I was working mainly with silver and to be honest, the more I worked with it the more I hated it. At university we usually worked with copper, and I felt that copper was very dirty and soft. So, I thought silver is going to be great but there were problems with silver as well, like fire stains and I wish in the future I could work more with gold but it is too expensive.

My main inspiration comes from shapes. The ‘Curious Constructions’ necklace that I made with the Goldsmiths’ Precious Metal Grant came about by looking at a circle and cutting it into smaller pieces. I thought, why can’t I break the circle with just hinges? The simplicity of it is what I like. I wanted it to look like a static geometrical shape and once you lift it you realise it is very playful and kinetic. I like the versatility, it depends upon how you, the wearer, want to arrange it.

You are here completing a week of work experience with resident goldsmith Paul York. What have you been working on?

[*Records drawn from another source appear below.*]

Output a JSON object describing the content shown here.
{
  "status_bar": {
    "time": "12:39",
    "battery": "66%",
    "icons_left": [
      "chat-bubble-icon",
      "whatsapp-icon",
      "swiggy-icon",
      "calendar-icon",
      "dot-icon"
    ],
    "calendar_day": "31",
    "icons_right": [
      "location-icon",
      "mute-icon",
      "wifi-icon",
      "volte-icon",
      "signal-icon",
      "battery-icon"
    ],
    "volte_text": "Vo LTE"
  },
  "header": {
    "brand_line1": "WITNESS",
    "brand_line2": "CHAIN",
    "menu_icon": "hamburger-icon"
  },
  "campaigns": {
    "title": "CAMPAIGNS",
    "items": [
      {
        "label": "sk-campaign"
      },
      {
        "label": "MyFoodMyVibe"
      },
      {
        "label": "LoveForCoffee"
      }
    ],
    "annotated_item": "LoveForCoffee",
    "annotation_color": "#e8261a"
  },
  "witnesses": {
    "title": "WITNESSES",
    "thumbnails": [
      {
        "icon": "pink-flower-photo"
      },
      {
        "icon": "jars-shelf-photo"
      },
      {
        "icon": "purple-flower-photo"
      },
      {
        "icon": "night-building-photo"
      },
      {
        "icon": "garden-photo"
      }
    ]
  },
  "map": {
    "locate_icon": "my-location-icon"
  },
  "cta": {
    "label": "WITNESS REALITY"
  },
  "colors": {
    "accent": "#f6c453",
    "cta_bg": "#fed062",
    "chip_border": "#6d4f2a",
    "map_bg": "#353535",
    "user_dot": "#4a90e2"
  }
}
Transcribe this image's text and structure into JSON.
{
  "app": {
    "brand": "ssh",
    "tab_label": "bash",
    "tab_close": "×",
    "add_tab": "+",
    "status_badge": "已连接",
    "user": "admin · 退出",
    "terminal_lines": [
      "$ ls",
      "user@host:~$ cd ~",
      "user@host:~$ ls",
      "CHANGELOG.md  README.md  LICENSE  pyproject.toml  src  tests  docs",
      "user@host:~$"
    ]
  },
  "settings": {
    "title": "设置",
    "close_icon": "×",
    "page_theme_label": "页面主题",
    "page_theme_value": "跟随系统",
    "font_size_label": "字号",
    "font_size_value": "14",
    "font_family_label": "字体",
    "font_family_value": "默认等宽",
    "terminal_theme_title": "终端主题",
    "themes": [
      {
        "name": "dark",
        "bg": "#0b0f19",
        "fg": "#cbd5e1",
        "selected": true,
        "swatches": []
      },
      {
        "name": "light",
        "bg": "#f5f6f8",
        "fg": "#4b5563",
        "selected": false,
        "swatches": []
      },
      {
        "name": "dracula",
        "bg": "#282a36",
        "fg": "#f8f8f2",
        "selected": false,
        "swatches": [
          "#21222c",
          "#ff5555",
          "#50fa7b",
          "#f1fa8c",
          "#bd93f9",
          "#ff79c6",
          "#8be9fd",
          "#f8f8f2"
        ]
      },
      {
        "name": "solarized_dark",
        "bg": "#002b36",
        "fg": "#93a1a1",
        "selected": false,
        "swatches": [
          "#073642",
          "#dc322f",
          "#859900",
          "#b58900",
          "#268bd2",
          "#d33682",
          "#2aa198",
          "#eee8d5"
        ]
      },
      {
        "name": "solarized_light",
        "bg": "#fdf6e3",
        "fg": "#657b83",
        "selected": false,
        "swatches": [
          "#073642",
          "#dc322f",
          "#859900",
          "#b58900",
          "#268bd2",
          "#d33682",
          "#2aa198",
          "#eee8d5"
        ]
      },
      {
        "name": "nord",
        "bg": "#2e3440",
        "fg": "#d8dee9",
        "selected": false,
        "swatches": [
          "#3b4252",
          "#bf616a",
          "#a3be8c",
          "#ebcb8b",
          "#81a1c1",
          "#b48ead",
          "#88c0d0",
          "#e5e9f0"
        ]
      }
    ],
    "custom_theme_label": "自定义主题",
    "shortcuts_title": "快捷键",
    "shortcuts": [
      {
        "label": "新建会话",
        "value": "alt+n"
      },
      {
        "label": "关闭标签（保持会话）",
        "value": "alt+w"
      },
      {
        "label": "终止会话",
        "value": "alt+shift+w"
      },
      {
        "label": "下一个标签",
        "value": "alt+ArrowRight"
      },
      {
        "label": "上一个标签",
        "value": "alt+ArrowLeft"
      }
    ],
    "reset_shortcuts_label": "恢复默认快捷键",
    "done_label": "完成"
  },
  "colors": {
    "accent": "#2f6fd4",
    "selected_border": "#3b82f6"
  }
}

I believe that as part of a career in jewellery it will be important to know how to make a wedding ring or an engagement ring, so I asked Paul to teach me different stone settings with different types of stones.  The week was great, very challenging because whenever you work in a university you might not have a stone, you are making a dummy stone setting without actually fitting the stone, so working with real stones on a small scale is really challenging. Paul is very good at what he does, very precise and challenges you to be precise which is what I needed. I will continue practicing not to lose the skills that I have.

The first setting I made was a gold emerald shaped stone, with 8 corners, it seems very easy. But I realise that stone was cut by a person, so it doesn’t have equal angles. It took me quite a long time to get it. Now I am making a crown setting which starts with a flat sheet of metal which you bend into a cone shape and then measure from the top and divide the corner into 6 equal parts and then figure out how to cut it out. It is going to be like a little crown. I think I will do better in a year, two years’ time but to start it is good to know what you don’t know, it’s good to know what skills I will get.

What are your plans for the future?

I am trying to set up a workshop at home because I am pregnant and will give birth in November. Before the baby arrives, I want to make sure the workshop is ready so that I can work around the baby. It is going to be a first year of trying to figure out how and what to do but my plan is, once the baby is a few months old, to go to some short intensive courses to improve my skills. I would like to make more affordable jewellery to expand my client base. Ideally, I would like to do a bit of both everyday jewellery and jewellery that inspires me and is something different. 


Interested in applying for the Precious Metal Grant? Applications now open. Find out more.

Contact Egle Banyte